In previous parts of this series, I explained how finding the first embryos in ancient placoderm fishes led us to the realization that they were copulating. But how reliable are such inferences about reproductive behavior using fossil evidence?
The males of all living sharks, rays, and holocephalans (Chondrichthyes) have cartilaginous claspers that they insert into the female cloaca during copulation to pass a package of sperm. The similarity of the clasper cartilages supporting the claspers from the pelvic girdle is remarkable between sharks and placoderms, so the behavior of these two types of aquatic animals is confidently assumed to be similar. Yet when we look at modern ray-fined fishes (actinopterygians) – the most diverse group of backboned animals on the planet (approximately 29,000 species) – some have extraordinary mating behaviors that are not reflected at all by their skeletal features. Most of these fish spawn in water, but a few lineages have developed internal fertilization in strange ways.
Take the bronze catfish Corydoras anaeus for example. A paper published by Japanese researcher Masanori Kohda and his colleagues has the intriguing title “Sperm drinking by female catfishes: a novel mode of insemination.” This is a novel way to get pregnant indeed, even if somewhat “hard to swallow” (pun intended)! This popular aquarium species has evolved a mating ritual whereby the female aligns its body at right angles to the middle of the male, with her mouth close to the male’s genital opening. In a split second, the male ejects his sperm, which is sucked inside the female’s mouth. Almost immediately, she sheds her now-fertilized eggs out of her cloaca. At first, scientists couldn’t figure out how this system worked so quickly, but by placing blue dye in the water, they were able to watch the flow of the male’s sperm. Once in the female’s mouth, the sperm was transferred by various ducts into the body cavity of the female, where the eggs had been previously deposited from the ovaries. A perfect system – bearing in mind that these tiny fishes live in fast-flowing streams where sperm intended for eggs shed in water might be quickly washed away with the currents.
We can therefore infer very little about the sexual habits of extinct fishes and other animals except in cases when embryos or distinct sexual organs are preserved. Some extinct groups, like the water-dwelling plesiosaur reptiles, have only recently opened their sexual secrets to us. A superb new specimen described by Robyn O’Keefe and Luis Chiappe for the Natural History Museum of Los Angeles county revealed an unborn embryo inside its mother, confirming that plesiosaurs most likely reproduced like dolphins, mating in water, and giving birth to a well-developed large baby, almost 40% as long as the mother.
The superb specimen of the Cretaceous marine reptile Polycotylus, on display at the Natural History
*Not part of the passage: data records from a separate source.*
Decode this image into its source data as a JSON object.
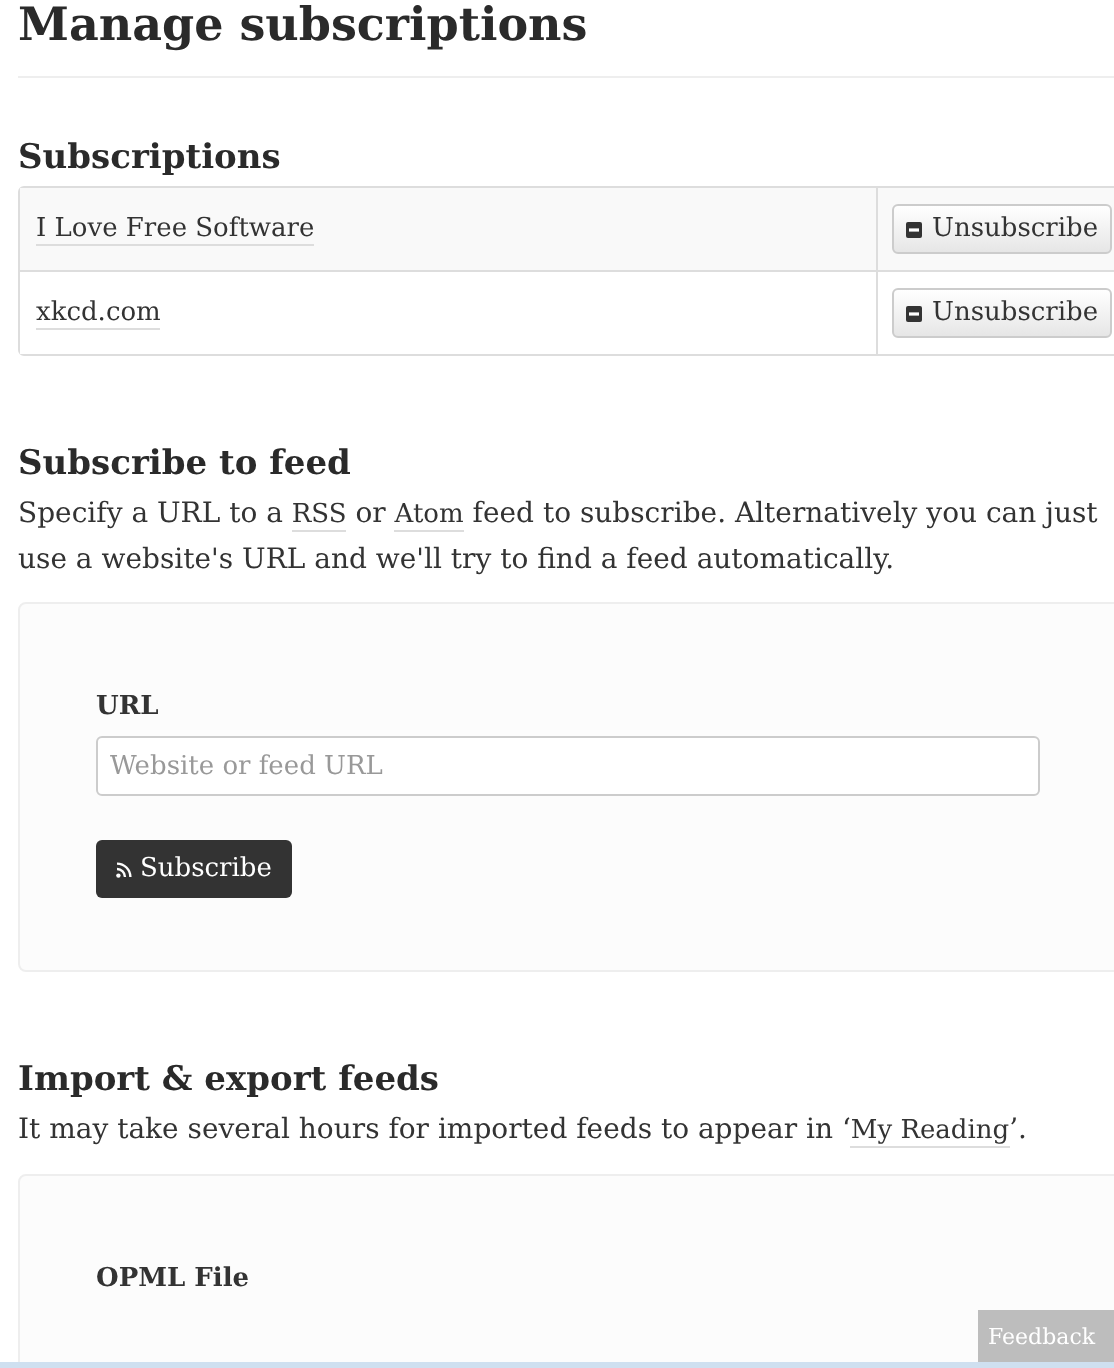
{
  "title": "Manage subscriptions",
  "subscriptions": {
    "heading": "Subscriptions",
    "rows": [
      {
        "name": "I Love Free Software",
        "action": "Unsubscribe"
      },
      {
        "name": "xkcd.com",
        "action": "Unsubscribe"
      }
    ]
  },
  "subscribe": {
    "heading": "Subscribe to feed",
    "description": [
      {
        "kind": "text",
        "text": "Specify a URL to a "
      },
      {
        "kind": "link",
        "text": "RSS"
      },
      {
        "kind": "text",
        "text": " or "
      },
      {
        "kind": "link",
        "text": "Atom"
      },
      {
        "kind": "text",
        "text": " feed to subscribe. Alternatively you can just use a website's URL and we'll try to find a feed automatically."
      }
    ],
    "field_label": "URL",
    "placeholder": "Website or feed URL",
    "button": "Subscribe"
  },
  "import_export": {
    "heading": "Import & export feeds",
    "description": [
      {
        "kind": "text",
        "text": "It may take several hours for imported feeds to appear in ‘"
      },
      {
        "kind": "link",
        "text": "My Reading"
      },
      {
        "kind": "text",
        "text": "’."
      }
    ],
    "field_label": "OPML File"
  },
  "feedback": "Feedback"
}
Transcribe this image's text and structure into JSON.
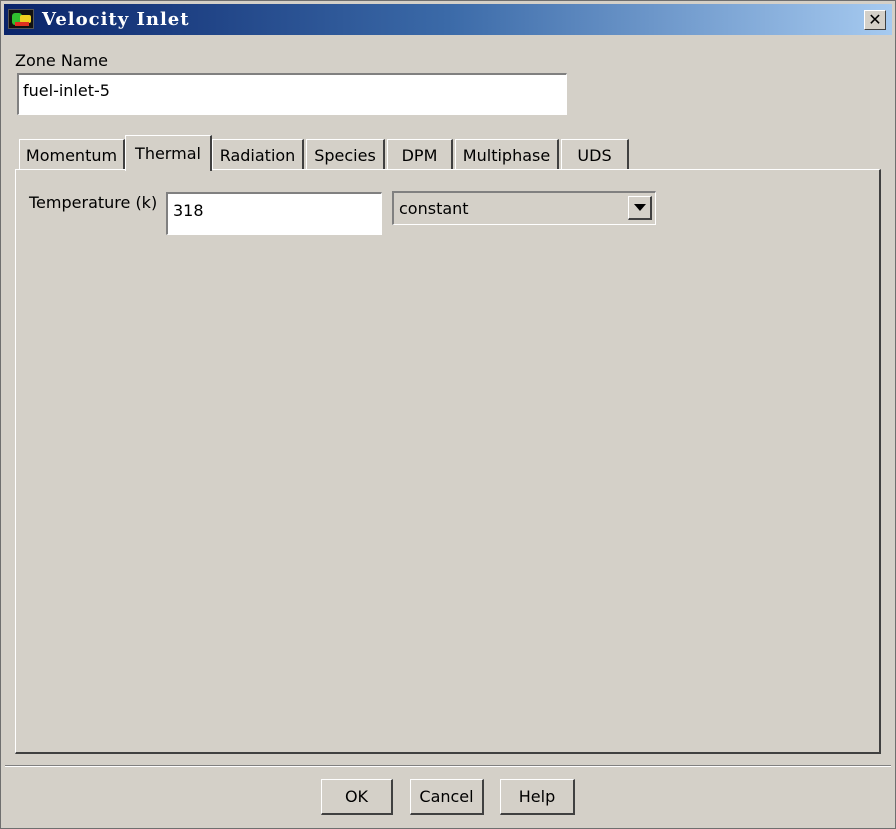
{
  "window": {
    "title": "Velocity Inlet",
    "close_glyph": "✕"
  },
  "zone": {
    "label": "Zone Name",
    "value": "fuel-inlet-5"
  },
  "tabs": [
    {
      "label": "Momentum",
      "active": false
    },
    {
      "label": "Thermal",
      "active": true
    },
    {
      "label": "Radiation",
      "active": false
    },
    {
      "label": "Species",
      "active": false
    },
    {
      "label": "DPM",
      "active": false
    },
    {
      "label": "Multiphase",
      "active": false
    },
    {
      "label": "UDS",
      "active": false
    }
  ],
  "thermal": {
    "temperature_label": "Temperature (k)",
    "temperature_value": "318",
    "method_value": "constant"
  },
  "buttons": {
    "ok": "OK",
    "cancel": "Cancel",
    "help": "Help"
  },
  "colors": {
    "title_gradient_start": "#0a246a",
    "title_gradient_end": "#a6caf0",
    "face": "#d4d0c8"
  }
}
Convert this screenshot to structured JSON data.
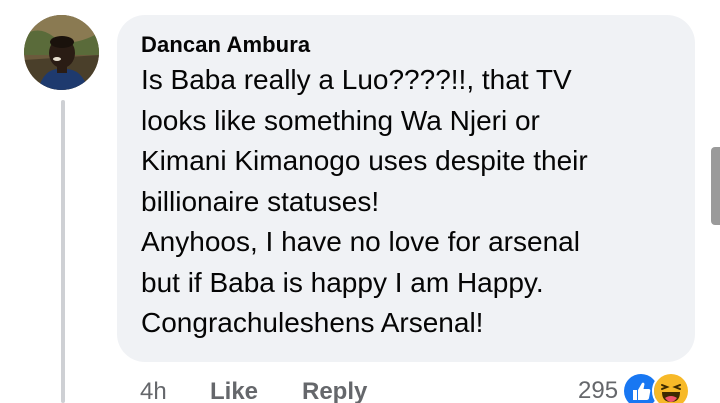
{
  "comment": {
    "author": "Dancan Ambura",
    "lines": [
      "Is Baba really a Luo????!!, that TV",
      "looks like something Wa Njeri or",
      "Kimani Kimanogo uses despite their",
      "billionaire statuses!",
      "Anyhoos, I have no love for arsenal",
      "but if Baba is happy I am Happy.",
      "Congrachuleshens Arsenal!"
    ],
    "timestamp": "4h",
    "like_label": "Like",
    "reply_label": "Reply",
    "reaction_count": "295",
    "reactions": [
      "like-icon",
      "haha-icon"
    ]
  },
  "colors": {
    "bubble": "#f0f2f5",
    "meta_text": "#65676b",
    "like_blue": "#1877f2",
    "haha_yellow": "#f7b928"
  }
}
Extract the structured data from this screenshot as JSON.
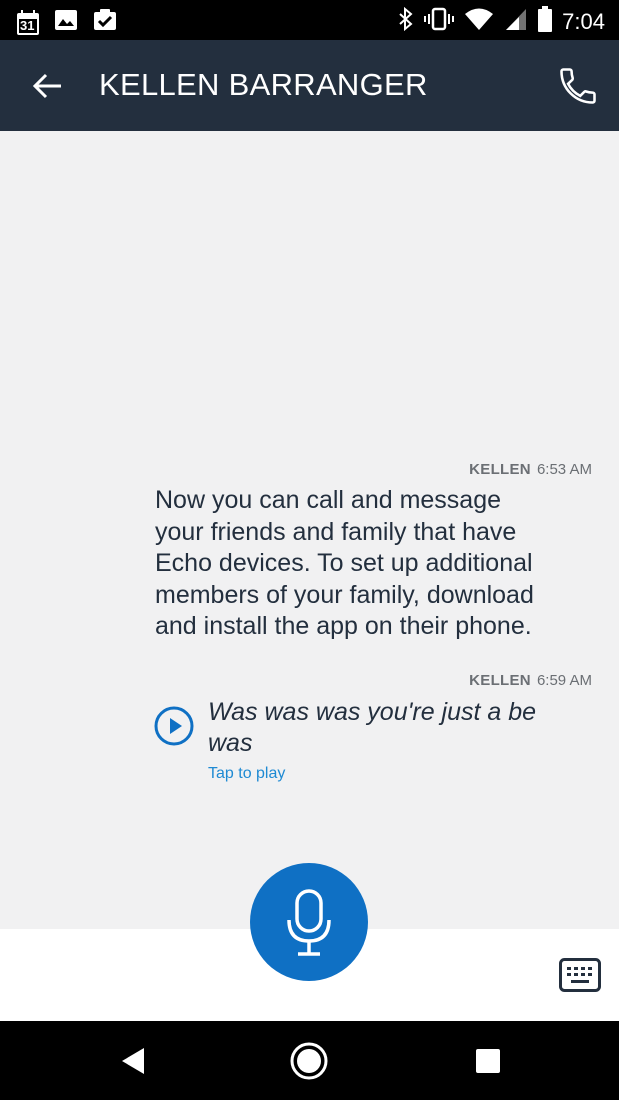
{
  "status_bar": {
    "time": "7:04",
    "calendar_date": "31",
    "icons": [
      "calendar-icon",
      "image-icon",
      "clipboard-check-icon",
      "bluetooth-icon",
      "vibrate-icon",
      "wifi-icon",
      "signal-icon",
      "battery-icon"
    ]
  },
  "header": {
    "title": "KELLEN BARRANGER"
  },
  "messages": [
    {
      "sender": "KELLEN",
      "time": "6:53 AM",
      "lines": [
        "Now you can call and message",
        "your friends and family that have",
        "Echo devices. To set up additional",
        "members of your family, download",
        "and install the app on their phone."
      ]
    },
    {
      "sender": "KELLEN",
      "time": "6:59 AM",
      "voice_lines": [
        "Was was was you're just a be",
        "was"
      ],
      "action": "Tap to play"
    }
  ],
  "colors": {
    "header_bg": "#232f3e",
    "accent": "#0f70c4",
    "link": "#1f8ad3",
    "chat_bg": "#f1f1f2"
  }
}
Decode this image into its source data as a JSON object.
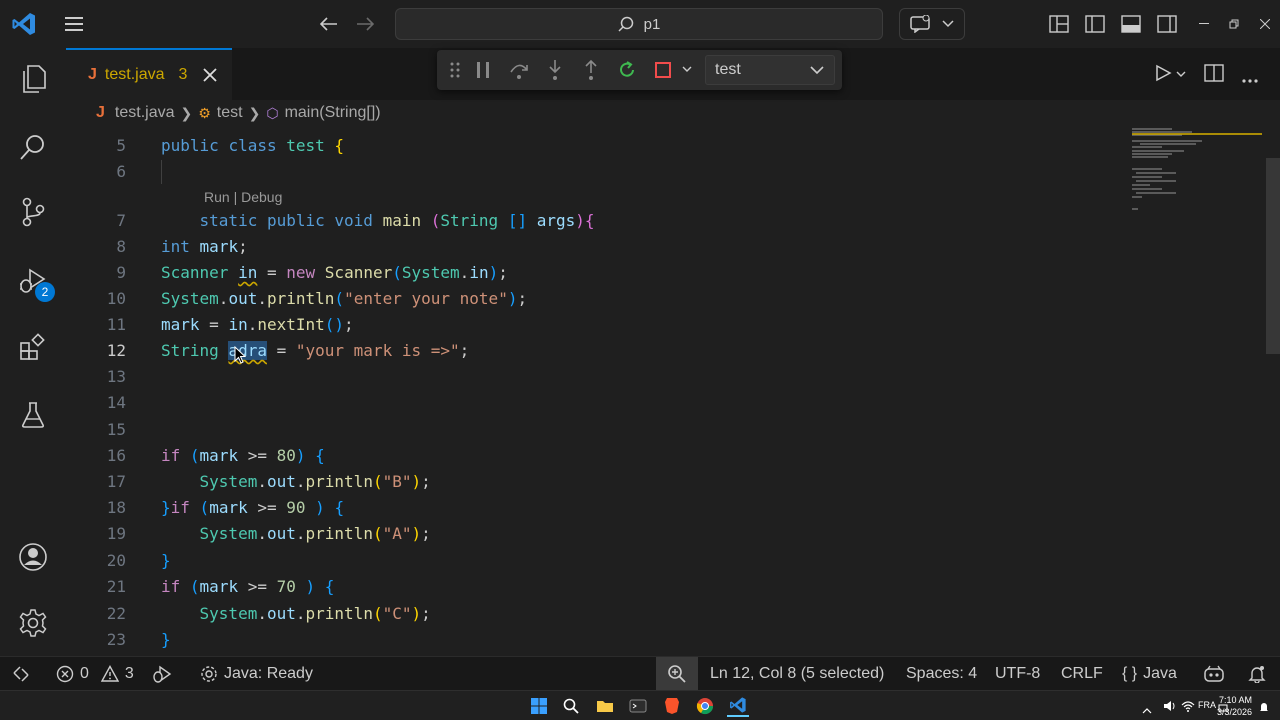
{
  "titlebar": {
    "search_text": "p1"
  },
  "activity": {
    "source_control_badge": "2"
  },
  "tab": {
    "icon_letter": "J",
    "filename": "test.java",
    "problems_count": "3"
  },
  "debug": {
    "config_name": "test"
  },
  "breadcrumb": {
    "file": "test.java",
    "class": "test",
    "method": "main(String[])"
  },
  "editor": {
    "line_numbers": [
      "5",
      "6",
      "7",
      "8",
      "9",
      "10",
      "11",
      "12",
      "13",
      "14",
      "15",
      "16",
      "17",
      "18",
      "19",
      "20",
      "21",
      "22",
      "23"
    ],
    "active_line": "12",
    "codelens": "Run | Debug"
  },
  "status": {
    "errors": "0",
    "warnings": "3",
    "java_status": "Java: Ready",
    "cursor": "Ln 12, Col 8 (5 selected)",
    "spaces": "Spaces: 4",
    "encoding": "UTF-8",
    "eol": "CRLF",
    "language": "Java"
  },
  "taskbar": {
    "lang": "FRA",
    "time": "7:10 AM",
    "date": "3/3/2026"
  },
  "colors": {
    "accent": "#0078d4",
    "warning": "#cca700",
    "java_icon": "#e8703a"
  }
}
Museum of Los Angeles County, is the only known example that shows an unborn embryo, evincing that they
reproduced by copulation and gave birth to love young. Image by Stephanie Abramowicz (NHM LA County).
Full artist’s rendition of the live birth of the plesiosaur Polycotylus, by Stephanie Abramowicz (NHM LA County).
Dinosaurs have always been thought to have reproduced much like primitive reptiles, like the New Zealand endemic Tuatara, a relict form of living reptile. The Tuartara has no penis and sheds its sperm directly into the female’s cloaca. The now not-so-recent epiphany that birds are descendents of theropod dinosaurs forces us to reconsider this assumption. It is most likely that, because living archosaurian reptiles (such as crocodilians) have penes, and many squamates (snakes and lizards) have a pair of hemipenes, copulation was the norm in dinosaurs, including the giant species. However, until we find that one exceptional dinosaur fossil with soft tissues preserved or mineralized, our theory about this primeval act will remain speculative.
All male mammals have a penis, so we assume that fossil mammals reproduced in much the same way as their nearest living counterparts. But how does our own sexual act relate back to placoderm mating habits? See the fourth and final post next week in the ETVOL exclusive series “Dawn of the Deed.”
John A. Long is Vice President of Research and Collections at the Natural History Museum of Los Angeles County. His most recent book is Dawn of the Deed: The Prehistoric Origins of Sex, published by the University of Chicago Press.